# [TASK GOAL]
With the images left out, print all of the records below exactly.

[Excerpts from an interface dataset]
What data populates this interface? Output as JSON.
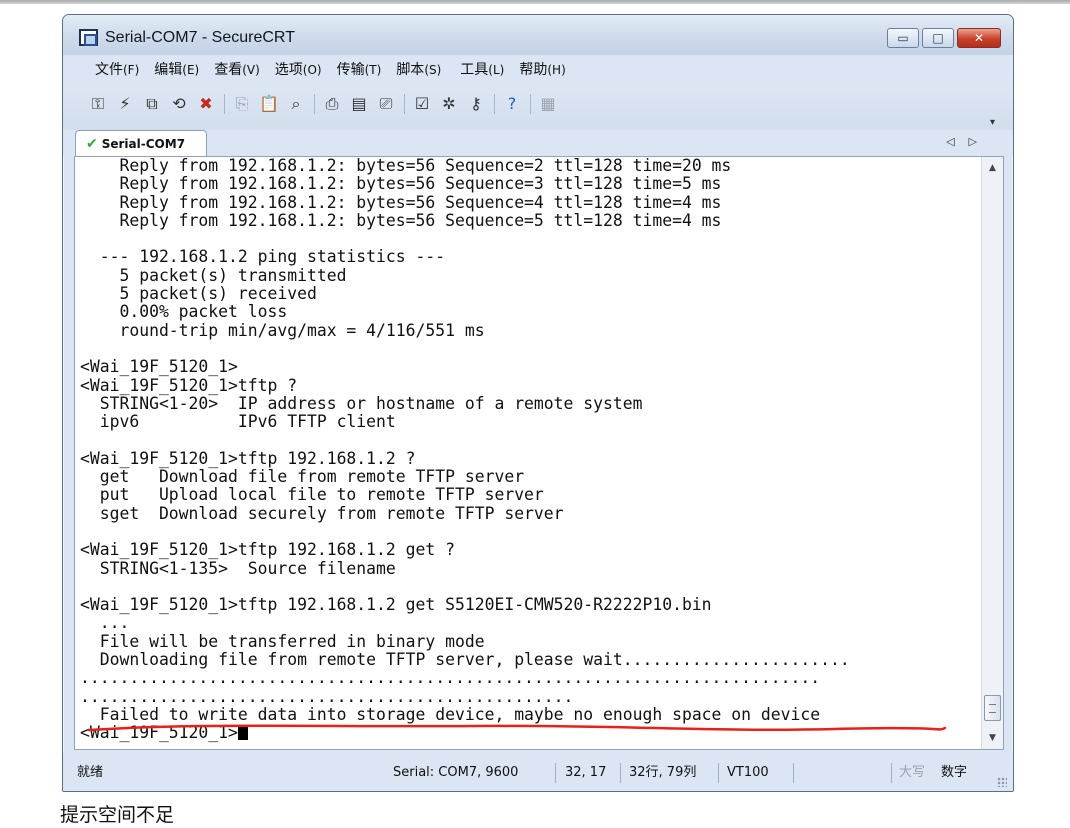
{
  "window": {
    "title": "Serial-COM7 - SecureCRT",
    "controls": {
      "minimize": "▭",
      "maximize": "□",
      "close": "✕"
    }
  },
  "menu": [
    {
      "label": "文件",
      "accel": "(F)"
    },
    {
      "label": "编辑",
      "accel": "(E)"
    },
    {
      "label": "查看",
      "accel": "(V)"
    },
    {
      "label": "选项",
      "accel": "(O)"
    },
    {
      "label": "传输",
      "accel": "(T)"
    },
    {
      "label": "脚本",
      "accel": "(S)"
    },
    {
      "label": "工具",
      "accel": "(L)"
    },
    {
      "label": "帮助",
      "accel": "(H)"
    }
  ],
  "toolbar": {
    "icons": [
      "connect-icon",
      "quick-connect-icon",
      "connect-tab-icon",
      "reconnect-icon",
      "disconnect-icon",
      "copy-icon",
      "paste-icon",
      "find-icon",
      "print-icon",
      "print-screen-icon",
      "print-setup-icon",
      "session-options-icon",
      "global-options-icon",
      "key-icon",
      "help-icon",
      "sftp-icon"
    ]
  },
  "tab": {
    "label": "Serial-COM7",
    "nav_left": "◁",
    "nav_right": "▷"
  },
  "terminal": {
    "lines": [
      "    Reply from 192.168.1.2: bytes=56 Sequence=2 ttl=128 time=20 ms",
      "    Reply from 192.168.1.2: bytes=56 Sequence=3 ttl=128 time=5 ms",
      "    Reply from 192.168.1.2: bytes=56 Sequence=4 ttl=128 time=4 ms",
      "    Reply from 192.168.1.2: bytes=56 Sequence=5 ttl=128 time=4 ms",
      "",
      "  --- 192.168.1.2 ping statistics ---",
      "    5 packet(s) transmitted",
      "    5 packet(s) received",
      "    0.00% packet loss",
      "    round-trip min/avg/max = 4/116/551 ms",
      "",
      "<Wai_19F_5120_1>",
      "<Wai_19F_5120_1>tftp ?",
      "  STRING<1-20>  IP address or hostname of a remote system",
      "  ipv6          IPv6 TFTP client",
      "",
      "<Wai_19F_5120_1>tftp 192.168.1.2 ?",
      "  get   Download file from remote TFTP server",
      "  put   Upload local file to remote TFTP server",
      "  sget  Download securely from remote TFTP server",
      "",
      "<Wai_19F_5120_1>tftp 192.168.1.2 get ?",
      "  STRING<1-135>  Source filename",
      "",
      "<Wai_19F_5120_1>tftp 192.168.1.2 get S5120EI-CMW520-R2222P10.bin",
      "  ...",
      "  File will be transferred in binary mode",
      "  Downloading file from remote TFTP server, please wait.......................",
      "...........................................................................",
      "..................................................",
      "  Failed to write data into storage device, maybe no enough space on device"
    ],
    "prompt": "<Wai_19F_5120_1>"
  },
  "status": {
    "ready": "就绪",
    "connection": "Serial: COM7, 9600",
    "cursor_pos": "32, 17",
    "rows_cols": "32行, 79列",
    "emulation": "VT100",
    "caps": "大写",
    "num": "数字"
  },
  "caption": "提示空间不足",
  "colors": {
    "underline": "#e8201a",
    "window_frame": "#dbe5f3"
  }
}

# [YOUR SOLUTION]
What data populates this interface? Output as JSON.
{
  "window": {
    "title": "Serial-COM7 - SecureCRT",
    "controls": {
      "minimize": "▭",
      "maximize": "□",
      "close": "✕"
    }
  },
  "menu": [
    {
      "label": "文件",
      "accel": "(F)"
    },
    {
      "label": "编辑",
      "accel": "(E)"
    },
    {
      "label": "查看",
      "accel": "(V)"
    },
    {
      "label": "选项",
      "accel": "(O)"
    },
    {
      "label": "传输",
      "accel": "(T)"
    },
    {
      "label": "脚本",
      "accel": "(S)"
    },
    {
      "label": "工具",
      "accel": "(L)"
    },
    {
      "label": "帮助",
      "accel": "(H)"
    }
  ],
  "toolbar": {
    "icons": [
      "connect-icon",
      "quick-connect-icon",
      "connect-tab-icon",
      "reconnect-icon",
      "disconnect-icon",
      "copy-icon",
      "paste-icon",
      "find-icon",
      "print-icon",
      "print-screen-icon",
      "print-setup-icon",
      "session-options-icon",
      "global-options-icon",
      "key-icon",
      "help-icon",
      "sftp-icon"
    ]
  },
  "tab": {
    "label": "Serial-COM7",
    "nav_left": "◁",
    "nav_right": "▷"
  },
  "terminal": {
    "lines": [
      "    Reply from 192.168.1.2: bytes=56 Sequence=2 ttl=128 time=20 ms",
      "    Reply from 192.168.1.2: bytes=56 Sequence=3 ttl=128 time=5 ms",
      "    Reply from 192.168.1.2: bytes=56 Sequence=4 ttl=128 time=4 ms",
      "    Reply from 192.168.1.2: bytes=56 Sequence=5 ttl=128 time=4 ms",
      "",
      "  --- 192.168.1.2 ping statistics ---",
      "    5 packet(s) transmitted",
      "    5 packet(s) received",
      "    0.00% packet loss",
      "    round-trip min/avg/max = 4/116/551 ms",
      "",
      "<Wai_19F_5120_1>",
      "<Wai_19F_5120_1>tftp ?",
      "  STRING<1-20>  IP address or hostname of a remote system",
      "  ipv6          IPv6 TFTP client",
      "",
      "<Wai_19F_5120_1>tftp 192.168.1.2 ?",
      "  get   Download file from remote TFTP server",
      "  put   Upload local file to remote TFTP server",
      "  sget  Download securely from remote TFTP server",
      "",
      "<Wai_19F_5120_1>tftp 192.168.1.2 get ?",
      "  STRING<1-135>  Source filename",
      "",
      "<Wai_19F_5120_1>tftp 192.168.1.2 get S5120EI-CMW520-R2222P10.bin",
      "  ...",
      "  File will be transferred in binary mode",
      "  Downloading file from remote TFTP server, please wait.......................",
      "...........................................................................",
      "..................................................",
      "  Failed to write data into storage device, maybe no enough space on device"
    ],
    "prompt": "<Wai_19F_5120_1>"
  },
  "status": {
    "ready": "就绪",
    "connection": "Serial: COM7, 9600",
    "cursor_pos": "32, 17",
    "rows_cols": "32行, 79列",
    "emulation": "VT100",
    "caps": "大写",
    "num": "数字"
  },
  "caption": "提示空间不足",
  "colors": {
    "underline": "#e8201a",
    "window_frame": "#dbe5f3"
  }
}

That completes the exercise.